I think it best if we begin with the physical act of playing the ukulele. Playing the ukulele can be done standing or on a stool or a chair, including a wheelchair. You want your core muscles to keep you upright with good posture or the best you can manage. I have an extremely bad balance problem due to a traumatic brain injury and stroke. I’ve only managed to pull off standing on two occasions. Both times I needed a little assistance holding the instrument. If you’re at risk of falling there’s no shame in sitting. If you’re in a wheelchair, you’ll find the armrests problematic. Most wheelchair armrests can be lowered or swing aside. However, the armrests may also come in handy for holding the ukulele up. The point of good posture is that you engage the core muscles while playing and hopefully improving your posture all the time. So you are already benefitting just by holding the ukulele and working some of the larger muscles but let’s be honest, the benefit may be marginal for you.

The benefits are about to become expand exponentially as you start playing. First, as the ukulele is strummed up and down you will find the ukulele may be strummed in an endless number of patterns and numerous implements including your thumb. When strumming, start with your forearm. The motions are easier and larger than using only your wrist and hand. Using your arm prevents your wrist from getting tired and overextended. There are many ways to strum and fingerpick or pluck the strings. Many players start off using their thumb and that’s okay. You may find that limiting later and it isn’t terribly difficult to use different fingers. You also use a pick in spite of what the purists say. A felt or leather pick works best because the ukulele’s strings are soft. There is even a special leather pick, called the Honu Pick, for people with carpal tunnel, arthritis, stroke, or other disability affecting the hand. It’s made from a long oval leather piece that is folded the long way and bonded together. Resembling a three-and-a-half-inch leather banana it’s very easy to hold and mimics the sound obtained from fingers. Let’s not forget your other hand as you use your fingers to press down the strings you do two things. You are exercising your arms, wrists, hands, and fingers to the delight of the occupational therapist, you’re also coordinating your movement while you work on fine motor skills.

Let’s address the cognitive benefits. These include learning and recall. You have to remember where each finger is placed, the individual notes and chords (multiple notes played simultaneously and their order in the music. You will improve your ability to communicate, especially if you sing while playing. If you’re afraid to sing for yourself. My one-year-old granddaughter is my biggest fan. So singing with intent will be a benefit to your speech.

The ukulele can be an asset for mental health. Playing the ukulele is an exercise in mindfulness. Playing requires you to focus on the task at hand. To play is to be in the moment. Mindfulness is proven to reduces stress, anxiety, and depression. Social skills improve as we can participate in groups virtually or in person. As Jake Shimabukuro says, “Everyone in the group can participate, even if you can only play percussion on the top of your ukulele.”

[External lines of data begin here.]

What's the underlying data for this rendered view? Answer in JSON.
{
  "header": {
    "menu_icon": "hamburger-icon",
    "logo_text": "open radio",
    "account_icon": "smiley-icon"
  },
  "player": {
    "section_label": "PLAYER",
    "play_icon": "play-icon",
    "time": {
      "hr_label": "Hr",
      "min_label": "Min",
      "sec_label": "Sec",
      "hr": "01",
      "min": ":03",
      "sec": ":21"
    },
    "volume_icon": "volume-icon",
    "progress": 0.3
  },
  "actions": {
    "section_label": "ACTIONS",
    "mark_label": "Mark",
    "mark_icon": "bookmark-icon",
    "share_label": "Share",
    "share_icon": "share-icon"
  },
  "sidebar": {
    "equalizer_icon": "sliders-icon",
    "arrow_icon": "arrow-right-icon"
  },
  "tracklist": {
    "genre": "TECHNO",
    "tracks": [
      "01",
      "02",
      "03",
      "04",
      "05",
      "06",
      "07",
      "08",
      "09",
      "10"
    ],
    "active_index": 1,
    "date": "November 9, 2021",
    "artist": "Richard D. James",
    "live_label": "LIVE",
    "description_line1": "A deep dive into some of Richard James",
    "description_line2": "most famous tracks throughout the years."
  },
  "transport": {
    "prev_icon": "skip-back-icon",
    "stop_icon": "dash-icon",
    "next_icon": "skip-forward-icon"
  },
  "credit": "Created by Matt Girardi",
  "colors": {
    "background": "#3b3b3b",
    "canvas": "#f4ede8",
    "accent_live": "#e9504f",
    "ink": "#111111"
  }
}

Starting the ukulele isn’t hard or expensive. You can shop online for new or used instruments. Perhaps you could visit a local store and try out different sizes and types. There are exceptionally good lessons on YouTube, Google, and in books. Ukuleles may owe much to the islands but they’re a serious instrument nowadays. Just listen to some of the current ukulele artists like Jake Shimabukuro, Taimane Gardner, James Hill, or pop-star Billie Eilish.